Exercise —
Your task is to find every line in the records that holds the string "objektit" and copy it.

Input for this task —

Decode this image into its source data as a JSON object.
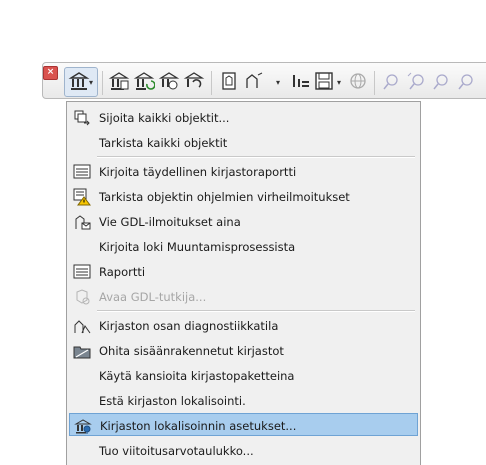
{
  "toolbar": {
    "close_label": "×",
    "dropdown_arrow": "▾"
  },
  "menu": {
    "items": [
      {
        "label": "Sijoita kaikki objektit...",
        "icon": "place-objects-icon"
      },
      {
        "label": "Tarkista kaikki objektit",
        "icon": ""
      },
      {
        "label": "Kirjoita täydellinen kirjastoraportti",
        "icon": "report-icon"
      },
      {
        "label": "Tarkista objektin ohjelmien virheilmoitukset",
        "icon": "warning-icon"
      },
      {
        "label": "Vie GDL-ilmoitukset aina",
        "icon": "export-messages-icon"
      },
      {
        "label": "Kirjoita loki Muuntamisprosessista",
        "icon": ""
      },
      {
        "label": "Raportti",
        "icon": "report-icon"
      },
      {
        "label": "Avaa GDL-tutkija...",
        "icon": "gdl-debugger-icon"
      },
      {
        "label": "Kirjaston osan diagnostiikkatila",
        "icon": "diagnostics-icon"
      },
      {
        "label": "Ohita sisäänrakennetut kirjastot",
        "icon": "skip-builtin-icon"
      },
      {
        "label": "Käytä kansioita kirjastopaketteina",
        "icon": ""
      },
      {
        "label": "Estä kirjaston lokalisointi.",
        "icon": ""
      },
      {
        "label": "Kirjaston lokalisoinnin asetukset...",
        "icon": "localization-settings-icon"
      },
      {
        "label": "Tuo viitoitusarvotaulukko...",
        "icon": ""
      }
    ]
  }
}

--

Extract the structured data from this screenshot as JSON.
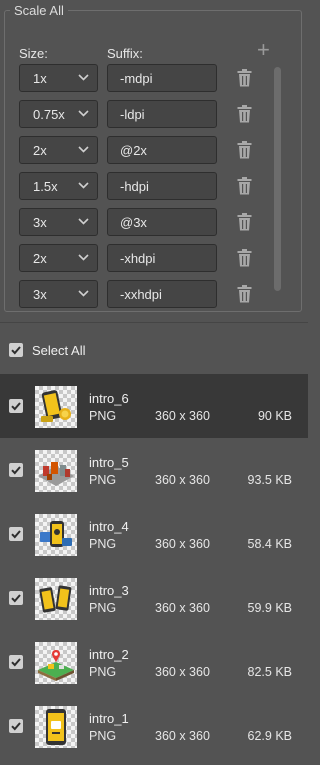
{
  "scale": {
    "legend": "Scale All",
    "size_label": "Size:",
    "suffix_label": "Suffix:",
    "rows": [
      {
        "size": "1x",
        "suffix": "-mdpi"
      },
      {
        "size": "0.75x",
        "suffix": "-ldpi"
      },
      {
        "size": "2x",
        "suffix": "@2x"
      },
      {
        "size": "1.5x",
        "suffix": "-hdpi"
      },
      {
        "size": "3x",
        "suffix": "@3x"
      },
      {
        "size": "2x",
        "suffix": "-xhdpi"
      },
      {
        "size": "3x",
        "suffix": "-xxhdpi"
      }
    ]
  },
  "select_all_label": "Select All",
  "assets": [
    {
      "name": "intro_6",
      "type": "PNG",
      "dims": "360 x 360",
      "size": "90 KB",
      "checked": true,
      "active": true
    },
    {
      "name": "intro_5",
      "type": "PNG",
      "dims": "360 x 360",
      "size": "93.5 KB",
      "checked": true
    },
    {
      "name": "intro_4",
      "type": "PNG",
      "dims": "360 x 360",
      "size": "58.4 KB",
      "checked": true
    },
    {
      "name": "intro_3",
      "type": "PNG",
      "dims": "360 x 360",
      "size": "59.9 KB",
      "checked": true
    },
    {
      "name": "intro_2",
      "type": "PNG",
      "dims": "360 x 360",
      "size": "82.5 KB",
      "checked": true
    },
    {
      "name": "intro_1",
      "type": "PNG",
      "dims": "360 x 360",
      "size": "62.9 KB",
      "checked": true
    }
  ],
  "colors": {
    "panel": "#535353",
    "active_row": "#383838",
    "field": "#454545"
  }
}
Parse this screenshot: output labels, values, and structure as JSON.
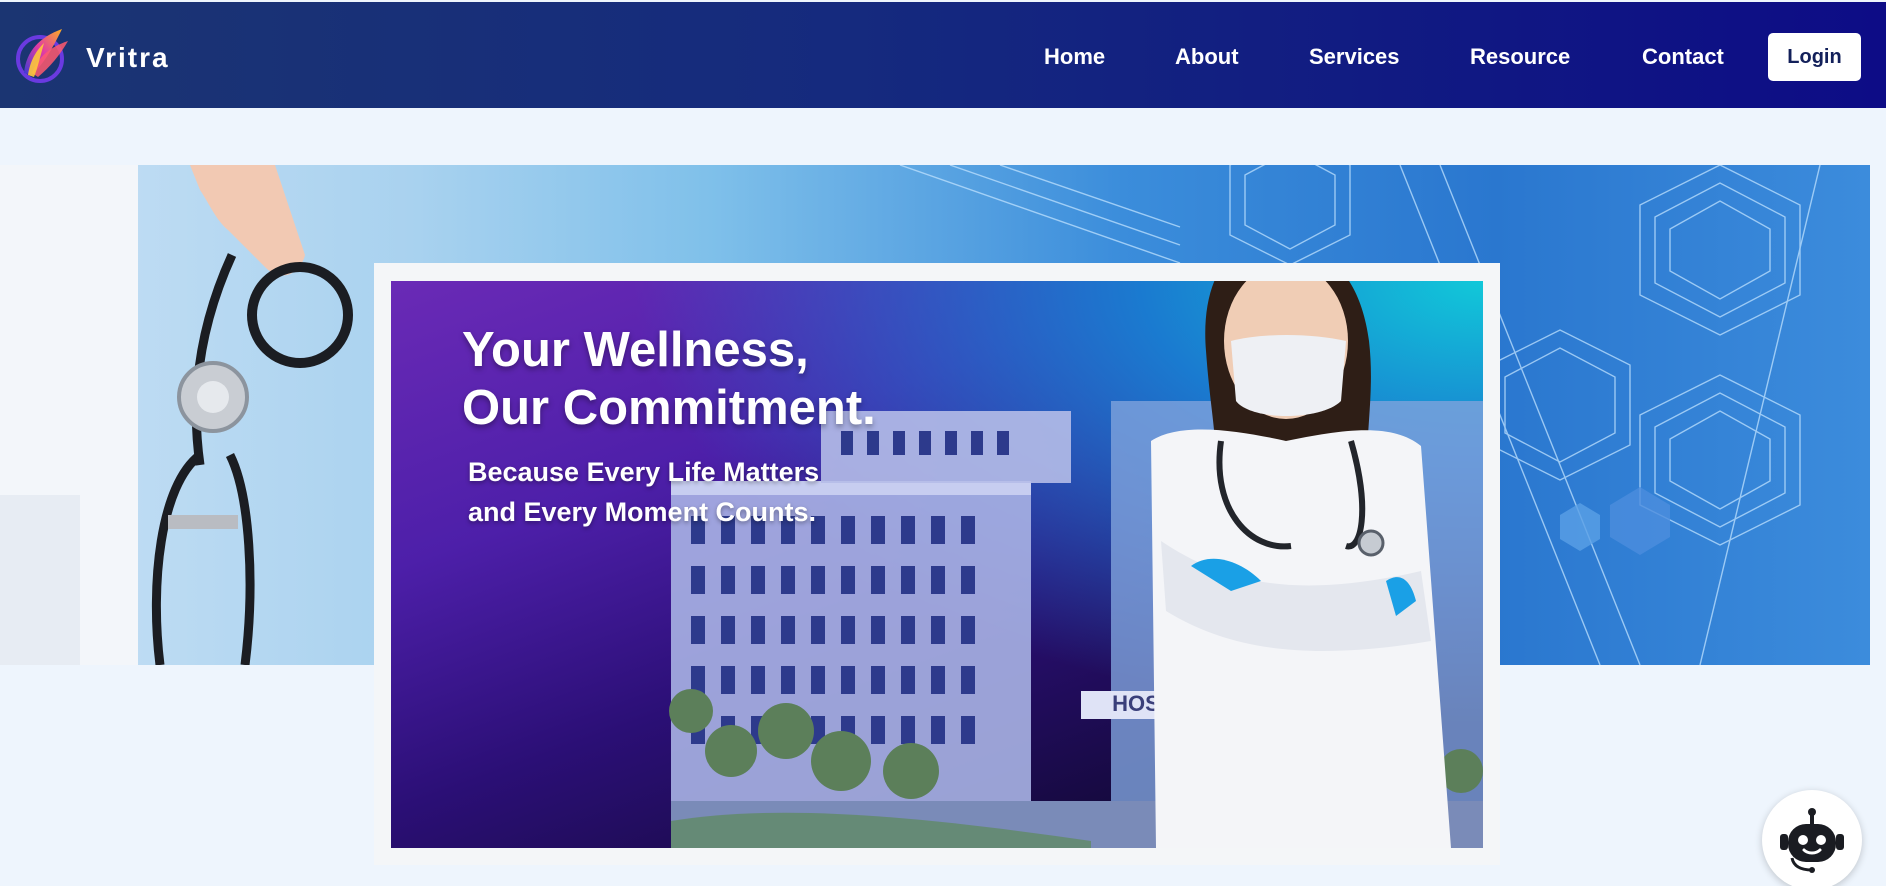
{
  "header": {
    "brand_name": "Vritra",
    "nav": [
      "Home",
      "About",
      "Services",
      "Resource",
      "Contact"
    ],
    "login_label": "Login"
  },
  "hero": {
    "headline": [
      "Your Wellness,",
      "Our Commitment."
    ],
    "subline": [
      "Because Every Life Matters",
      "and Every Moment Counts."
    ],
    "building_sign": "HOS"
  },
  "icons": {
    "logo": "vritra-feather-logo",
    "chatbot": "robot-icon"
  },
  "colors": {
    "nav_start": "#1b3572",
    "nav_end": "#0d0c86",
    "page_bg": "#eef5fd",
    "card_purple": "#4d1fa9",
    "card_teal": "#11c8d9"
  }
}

Answer to this task —
        "label": "Sijoita kaikki objektit...",
        "label": "Tarkista kaikki objektit",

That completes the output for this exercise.